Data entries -
::::::::
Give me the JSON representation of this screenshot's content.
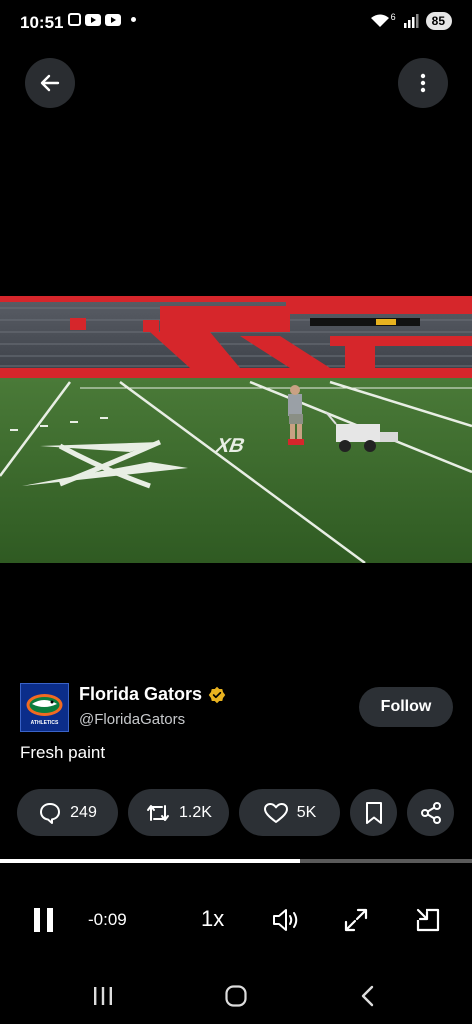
{
  "status_bar": {
    "time": "10:51",
    "battery": "85",
    "signal_label": "6"
  },
  "header": {
    "back_icon": "arrow-left-icon",
    "more_icon": "more-vertical-icon"
  },
  "post": {
    "author_name": "Florida Gators",
    "handle": "@FloridaGators",
    "text": "Fresh paint",
    "follow_label": "Follow",
    "avatar_text": "ATHLETICS",
    "replies": "249",
    "reposts": "1.2K",
    "likes": "5K"
  },
  "player": {
    "progress": 0.635,
    "elapsed": "-0:09",
    "speed": "1x"
  },
  "colors": {
    "background": "#000000",
    "pill": "#2c3035",
    "verified": "#e8b21f",
    "field": "#3d6a2c",
    "stands_red": "#d6262b"
  }
}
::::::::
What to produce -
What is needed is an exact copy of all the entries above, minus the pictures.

Answer area -
Give me the JSON representation of this screenshot's content.
{
  "status_bar": {
    "time": "10:51",
    "battery": "85",
    "signal_label": "6"
  },
  "header": {
    "back_icon": "arrow-left-icon",
    "more_icon": "more-vertical-icon"
  },
  "post": {
    "author_name": "Florida Gators",
    "handle": "@FloridaGators",
    "text": "Fresh paint",
    "follow_label": "Follow",
    "avatar_text": "ATHLETICS",
    "replies": "249",
    "reposts": "1.2K",
    "likes": "5K"
  },
  "player": {
    "progress": 0.635,
    "elapsed": "-0:09",
    "speed": "1x"
  },
  "colors": {
    "background": "#000000",
    "pill": "#2c3035",
    "verified": "#e8b21f",
    "field": "#3d6a2c",
    "stands_red": "#d6262b"
  }
}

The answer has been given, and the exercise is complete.